Lecturers call for major reform of higher education after tragedy

SATURDAY, MAY 21, 2016

THE murder of two lecturers at a Bangkok university on Wednesday and suicide by the shooter shortly after has spurred the Assembly of Faculty Senate Chairs of Thailand (AFCT) president Rattakorn Kidkarn to call for the case to inspire serious reform of hi

He urged the prime minister to apply power under the charter’s Section 44 to bring about better change to Thai higher education.
Rattakorn urged agencies supervising higher education institutions, plus the education minister and prime minister, to order an investigation into the cause of the tragedy. He said the incident reflected cumulative problems that have plagued universities for a long time. 
These included university administrations not in line with good governance, the seeking of power and illegal gain, and the lack of good supervision and checking systems that affect the overall quality of higher education and graduates. 
He revealed that teachers and school directors were major clients in a two-year Master’s Degree in Education Administration programme, which is available mostly among Rajabhat universities, while some private institutes offered courses as short as one year. 
The AFCT, made up of lecturer representatives from each university in the country, had previously issued a statement to call for reform and offer its condolences for the three lecturers killed, including the gunman, while also urging people to use peaceful means to solve problems. 
He said the group had hosted two seminars on good governance and submitted a proposal to Education Minister General Dapong Ratanasuwan and Deputy Minister Teerakiat Jareonsettasin, saying that issues stem from conflicts between university presidents and university councils. 
If these two parties did not get along administration issues would occur, he said.
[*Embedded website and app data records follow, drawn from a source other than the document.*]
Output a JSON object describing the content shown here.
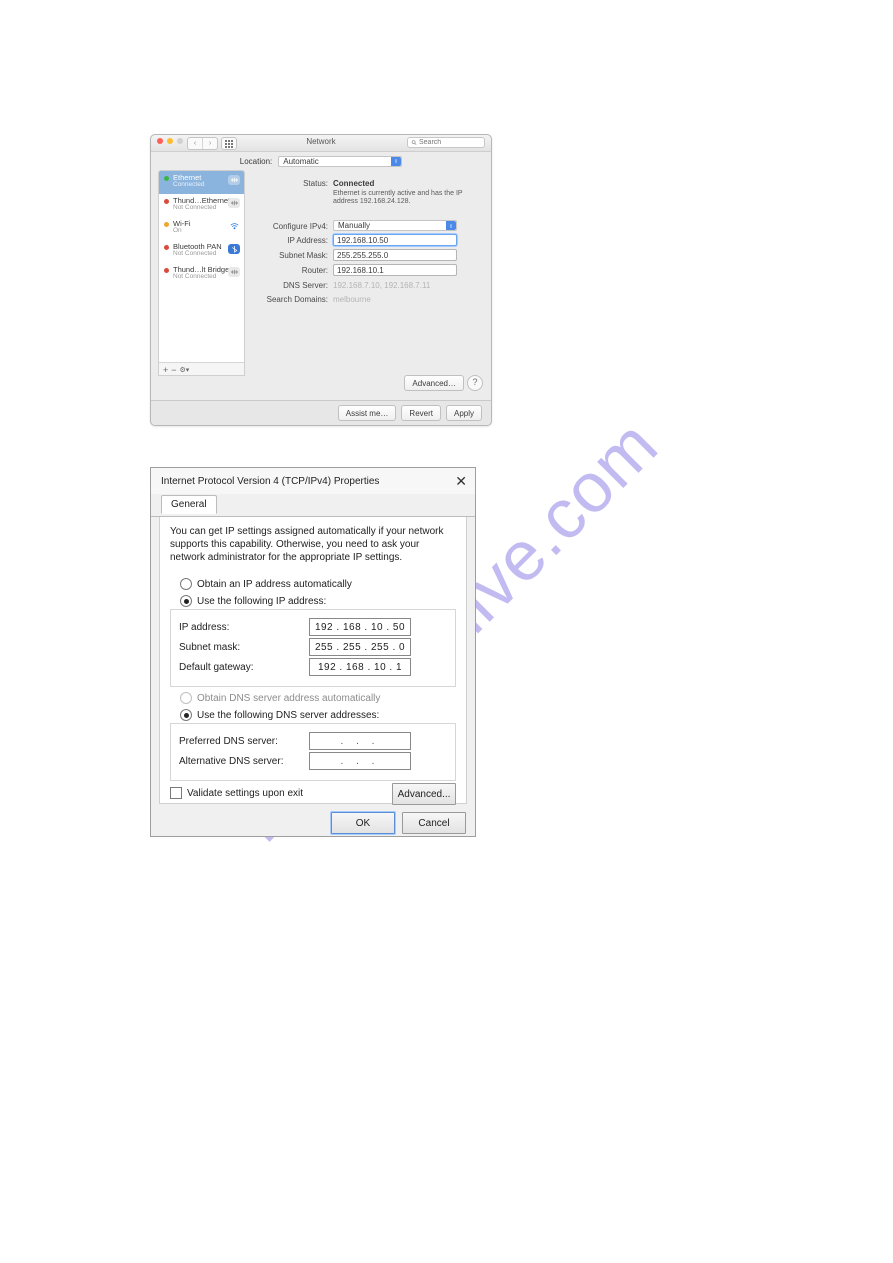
{
  "watermark": "manualshive.com",
  "mac": {
    "title": "Network",
    "search_placeholder": "Search",
    "location_label": "Location:",
    "location_value": "Automatic",
    "sidebar": [
      {
        "name": "Ethernet",
        "sub": "Connected",
        "led": "green",
        "selected": true,
        "icon": "ethernet"
      },
      {
        "name": "Thund…Ethernet",
        "sub": "Not Connected",
        "led": "red",
        "selected": false,
        "icon": "ethernet"
      },
      {
        "name": "Wi-Fi",
        "sub": "On",
        "led": "orange",
        "selected": false,
        "icon": "wifi"
      },
      {
        "name": "Bluetooth PAN",
        "sub": "Not Connected",
        "led": "red",
        "selected": false,
        "icon": "bluetooth"
      },
      {
        "name": "Thund…lt Bridge",
        "sub": "Not Connected",
        "led": "red",
        "selected": false,
        "icon": "ethernet"
      }
    ],
    "footer": {
      "plus": "+",
      "minus": "−",
      "gear": "⚙"
    },
    "fields": {
      "status_label": "Status:",
      "status_value": "Connected",
      "status_detail": "Ethernet is currently active and has the IP address 192.168.24.128.",
      "config_label": "Configure IPv4:",
      "config_value": "Manually",
      "ip_label": "IP Address:",
      "ip_value": "192.168.10.50",
      "mask_label": "Subnet Mask:",
      "mask_value": "255.255.255.0",
      "router_label": "Router:",
      "router_value": "192.168.10.1",
      "dns_label": "DNS Server:",
      "dns_value": "192.168.7.10, 192.168.7.11",
      "domains_label": "Search Domains:",
      "domains_value": "melbourne"
    },
    "buttons": {
      "advanced": "Advanced…",
      "assist": "Assist me…",
      "revert": "Revert",
      "apply": "Apply",
      "help": "?"
    }
  },
  "win": {
    "title": "Internet Protocol Version 4 (TCP/IPv4) Properties",
    "tab": "General",
    "description": "You can get IP settings assigned automatically if your network supports this capability. Otherwise, you need to ask your network administrator for the appropriate IP settings.",
    "radios": {
      "obtain_ip": "Obtain an IP address automatically",
      "use_ip": "Use the following IP address:",
      "obtain_dns": "Obtain DNS server address automatically",
      "use_dns": "Use the following DNS server addresses:"
    },
    "labels": {
      "ip": "IP address:",
      "mask": "Subnet mask:",
      "gateway": "Default gateway:",
      "pref_dns": "Preferred DNS server:",
      "alt_dns": "Alternative DNS server:"
    },
    "values": {
      "ip": "192 . 168 .  10  .  50",
      "mask": "255 . 255 . 255 .   0",
      "gateway": "192 . 168 .  10  .   1",
      "pref_dns": ".   .   .",
      "alt_dns": ".   .   ."
    },
    "validate": "Validate settings upon exit",
    "buttons": {
      "advanced": "Advanced...",
      "ok": "OK",
      "cancel": "Cancel"
    }
  }
}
Thailand, however, mostly saw the opposite scenario of both parties getting along too well, as they elect one another and thus accommodate beneficial matters such as the opening of special study programmes. 
“I affirm that the opening of special study programmes leads to conflicts at all universities, but most severely among Rajabhat universities, as they have the highest number of students in such classes. And the programme administrators, curriculum developers and lecturers get highly paid, resulting in complaints, including issues of lecturers selecting their own people to teaching positions or thesis examination positions,” he said. These cases were mostly ‘ended’ when university council orders were cancelled but the root of conflicts remained.
Meanwhile, Soranit Silatham, deputy secretary-general at the Office of the Higher Education Commission, said that in regard to the AFCT’s call for reform that Ohec had given importance to the issue of good governance and acted on complaints according to their authority. 
For complaints of bad quality study programmes, the agency would have a committee to supervise and have the respective university to solve the problem. 
He said the agency would also send a committee to Phranakhon Rajabhat University, which had lost the three lecturers, to ensure minimal impacts on education management and students. 
He said the institute had yet to report the result of a fact-finding probe in to this week’s tragedy to his agency.
Prime Minister General Prayut Chan-o-cha yesterday slammed the media for live broadcasts of the stand-off on Thursday, in which lecturer Wanchai Danaitamonut, who shot dead two colleagues at Phranakhon Rajabhat University, shot himself in the head after hours of negotiations. 
Upon arrival at Suvarnabhumi Airport from Russia, Prayut told reporters the media shouldn’t violate people’s human rights and should let police do their job. 
“Why would you want to broadcast such violent images? I’ve asked many times about some images and some stories but the media keep playing them up and people will soon get used to violence,” he said. 
“You should let police do their job, not [cameras] shooting every step with all eyes on them and criticising with disregard to the man’s family.”
In a related development, the National Broadcasting and Telecommunication Commission will meet with representatives of ThaiRath TV, Nation TV, Springnews and TNN24 at the Century Hotel tomorrow afternoon to seek an explanation about their constant broadcast of Wanchai’s stand-off with police.
Hours into the live coverage, the NBTC ordered all TV channels to stop broadcasting the stand-off on grounds that the incident was violent in nature. 
Dr Burin Suraaroonsamrit, of the Mental Health Department Bureau |of Mental Health Service Administration, said Wanchai may have been under immense cumulative stress to kill his co-workers. 
There may have been warning signs prior to his acts, he said, with remarks such as “I don’t want to live anymore” or “I feel despair”, but people may not have taken them seriously. 
He said the office would soon send a psychologist team to talk with Wanchai’s relatives, as there could be a copycat behaviour which, without a solution being found, could stem from stress that was heredity or cumulative. 
Burin cited a department study that found working-aged people were most at risk of suicide due to stress while teenagers, due to their life inexperience and lack of life skills, were most likely to copy behaviour. 
From 2014-15, Thailand’s suicide rate was 6.08 per 100,000 people but it might rise this year based on the higher number of people with suicidal urges seeking advice on the 1323 and 1667 hotlines.